We have already noted here and here that the Corps and EPA have settled on a final version of their new rule drastically redefining “waters of the United States” subject to federal control throughout the Country. That rule should be published any day in the Federal Register. Sixty days after publication, the new rule will become effective. That will be the time to batten down the hatches because the rule asserts jurisdiction over virtually all waters and much of the land in the Nation. But PLF and others will be challenging the rule upon publication as invalid, both statutorily and constitutionally.
The new rule, known colloquially as the WOTUS rule, underscores the significance of some other cases we are involved in to protect individual liberties and private property rights under the Clean Water Act.
You may recall that we are litigating two cases to get the courts to allow immediate judicial review of a Jurisdictional Determination (or wetland delineation) issued by the Corps. These determinations claim to be the Corps’ last word on whether a parcel of land contains waters subject to federal regulation under the Clean Water Act. If the land contains such waters, which (under the new rule) could include a ditch, stream or puddle-sized pothole, the landowner is prohibited from using that portion of the property without a federal permit, which can run into thousands of dollars for a small project or hundreds of thousands of dollars for a large project. Failing to get a federal permit can subject the landowner to severe civil penalties (up to $37,500 per day), imprisonment, or both.
If the Corps is wrong in its determination of jurisdictional waters, which often happens, the landowner has been unable to challenge the determination in court. Most courts require the landowner to first get a permit, then challenge the need for a permit in court. This defies commonsense but the federal government has adamantly opposed judicial review of Jurisdictional Determinations for years.
To make the federal government accountable for its Jurisdictional Determinations, PLF filed a petition to the Supreme Court to review the case of Kent Recycling where Kent can show the determination was erroneous. At first, the Supreme Court denied our petition, but that changed when we won a similar case in the Eighth Circuit Court of Appeals. In Hawkes v Corps of Engineers, the court ruled in our favor that Jurisdictional Determinations impose great burdens on landowners and landowners should have the right to challenge the Corps’ jurisdictional claims in court. This decision created a conflict with the decision of the Fifth Circuit Court of Appeals in Kent Recycling. Based on that change in circumstance, the Supreme Court has directed the Solicitor General to explain why it should not hear our petition for review. In the meantime, the Corps has filed a motion for rehearing in the Eighth Circuit claiming the panel decision in Hawkes is wrong and should be overturned.
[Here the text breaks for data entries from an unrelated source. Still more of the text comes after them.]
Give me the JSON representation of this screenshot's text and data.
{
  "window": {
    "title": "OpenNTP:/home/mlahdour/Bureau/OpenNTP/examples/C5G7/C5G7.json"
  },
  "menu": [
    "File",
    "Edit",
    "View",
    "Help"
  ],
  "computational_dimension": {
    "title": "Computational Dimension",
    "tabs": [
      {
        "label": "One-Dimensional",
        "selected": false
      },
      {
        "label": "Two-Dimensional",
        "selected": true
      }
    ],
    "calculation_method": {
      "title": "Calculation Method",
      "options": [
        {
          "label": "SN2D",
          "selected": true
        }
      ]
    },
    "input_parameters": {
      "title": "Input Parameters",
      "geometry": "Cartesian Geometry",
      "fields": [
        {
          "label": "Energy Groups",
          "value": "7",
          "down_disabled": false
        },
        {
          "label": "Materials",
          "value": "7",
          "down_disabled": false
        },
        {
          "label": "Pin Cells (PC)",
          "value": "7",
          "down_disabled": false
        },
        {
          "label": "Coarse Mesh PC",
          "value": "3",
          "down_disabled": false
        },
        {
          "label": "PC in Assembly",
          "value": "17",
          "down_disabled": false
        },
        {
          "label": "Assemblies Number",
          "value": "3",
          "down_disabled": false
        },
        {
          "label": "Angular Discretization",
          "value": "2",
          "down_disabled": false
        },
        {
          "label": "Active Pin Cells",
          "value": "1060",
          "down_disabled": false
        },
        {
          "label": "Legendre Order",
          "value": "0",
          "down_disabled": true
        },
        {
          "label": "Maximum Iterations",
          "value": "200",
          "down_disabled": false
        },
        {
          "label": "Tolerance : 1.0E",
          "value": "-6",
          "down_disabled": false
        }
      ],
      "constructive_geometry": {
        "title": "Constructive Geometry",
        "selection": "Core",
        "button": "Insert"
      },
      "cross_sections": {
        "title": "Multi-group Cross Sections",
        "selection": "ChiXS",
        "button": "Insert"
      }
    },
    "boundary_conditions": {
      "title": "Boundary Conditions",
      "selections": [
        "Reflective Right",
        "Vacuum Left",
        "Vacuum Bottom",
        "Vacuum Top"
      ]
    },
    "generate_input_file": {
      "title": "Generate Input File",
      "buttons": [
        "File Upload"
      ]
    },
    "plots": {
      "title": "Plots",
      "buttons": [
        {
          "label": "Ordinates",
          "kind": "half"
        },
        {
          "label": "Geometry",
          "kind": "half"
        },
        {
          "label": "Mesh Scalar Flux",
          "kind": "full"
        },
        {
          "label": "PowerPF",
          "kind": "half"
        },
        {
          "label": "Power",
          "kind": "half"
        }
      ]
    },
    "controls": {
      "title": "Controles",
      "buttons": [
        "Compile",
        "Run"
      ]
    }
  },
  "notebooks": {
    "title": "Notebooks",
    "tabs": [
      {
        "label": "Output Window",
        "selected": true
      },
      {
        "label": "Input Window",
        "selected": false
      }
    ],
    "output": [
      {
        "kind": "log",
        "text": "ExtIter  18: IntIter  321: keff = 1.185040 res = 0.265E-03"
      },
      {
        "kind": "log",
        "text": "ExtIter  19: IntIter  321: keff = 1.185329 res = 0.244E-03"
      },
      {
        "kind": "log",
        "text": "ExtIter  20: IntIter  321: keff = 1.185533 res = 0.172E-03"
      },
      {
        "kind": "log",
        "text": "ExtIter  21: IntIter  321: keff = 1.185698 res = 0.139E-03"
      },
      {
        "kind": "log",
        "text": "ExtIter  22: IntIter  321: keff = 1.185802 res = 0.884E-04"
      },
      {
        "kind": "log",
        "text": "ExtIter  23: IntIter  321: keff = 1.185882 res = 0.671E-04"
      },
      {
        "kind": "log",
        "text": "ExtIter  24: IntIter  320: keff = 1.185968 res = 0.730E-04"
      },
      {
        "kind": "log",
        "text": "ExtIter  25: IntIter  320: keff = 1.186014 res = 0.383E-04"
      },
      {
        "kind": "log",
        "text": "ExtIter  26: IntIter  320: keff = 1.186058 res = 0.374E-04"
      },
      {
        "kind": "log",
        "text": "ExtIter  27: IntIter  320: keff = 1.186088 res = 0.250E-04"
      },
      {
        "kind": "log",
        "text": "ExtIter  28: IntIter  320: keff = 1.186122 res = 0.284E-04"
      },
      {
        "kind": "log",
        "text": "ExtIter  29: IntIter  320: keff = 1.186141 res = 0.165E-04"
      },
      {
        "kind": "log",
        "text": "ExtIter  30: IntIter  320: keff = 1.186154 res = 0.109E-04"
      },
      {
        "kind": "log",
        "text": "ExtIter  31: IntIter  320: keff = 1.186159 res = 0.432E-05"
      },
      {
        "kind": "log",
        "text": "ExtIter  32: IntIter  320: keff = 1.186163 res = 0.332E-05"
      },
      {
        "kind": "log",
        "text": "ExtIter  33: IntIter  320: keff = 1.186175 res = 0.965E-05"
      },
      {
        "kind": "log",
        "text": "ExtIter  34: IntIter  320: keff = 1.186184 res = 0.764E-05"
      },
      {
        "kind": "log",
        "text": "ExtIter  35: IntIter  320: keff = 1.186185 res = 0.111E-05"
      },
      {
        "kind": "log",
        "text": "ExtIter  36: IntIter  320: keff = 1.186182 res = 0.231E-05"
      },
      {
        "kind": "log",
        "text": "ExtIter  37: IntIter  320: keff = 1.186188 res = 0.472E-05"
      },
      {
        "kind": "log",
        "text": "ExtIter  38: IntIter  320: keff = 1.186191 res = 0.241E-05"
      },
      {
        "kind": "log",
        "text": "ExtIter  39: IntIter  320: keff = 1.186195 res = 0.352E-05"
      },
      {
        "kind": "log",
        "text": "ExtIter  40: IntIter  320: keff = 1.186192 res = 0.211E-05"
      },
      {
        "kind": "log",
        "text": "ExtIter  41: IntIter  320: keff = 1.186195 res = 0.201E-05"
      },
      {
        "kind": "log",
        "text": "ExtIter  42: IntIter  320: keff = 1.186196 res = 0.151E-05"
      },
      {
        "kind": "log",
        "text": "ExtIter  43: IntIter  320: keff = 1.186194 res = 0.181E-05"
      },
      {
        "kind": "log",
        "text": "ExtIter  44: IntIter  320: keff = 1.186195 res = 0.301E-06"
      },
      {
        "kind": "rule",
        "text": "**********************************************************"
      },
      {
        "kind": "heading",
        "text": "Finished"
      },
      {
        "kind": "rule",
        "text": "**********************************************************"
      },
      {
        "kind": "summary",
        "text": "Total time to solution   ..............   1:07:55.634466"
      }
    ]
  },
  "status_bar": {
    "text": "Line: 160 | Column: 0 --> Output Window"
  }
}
The Hawkes decision was unanimous and well reasoned. It is unlikely the Eight Circuit will rehear the case. But it does make for some interesting drama. With the WOTUS rule hanging over our heads, the need for a resolution of this issue could not be more pressing. In a few weeks, we should hear from both courts how they will proceed. Stay tuned.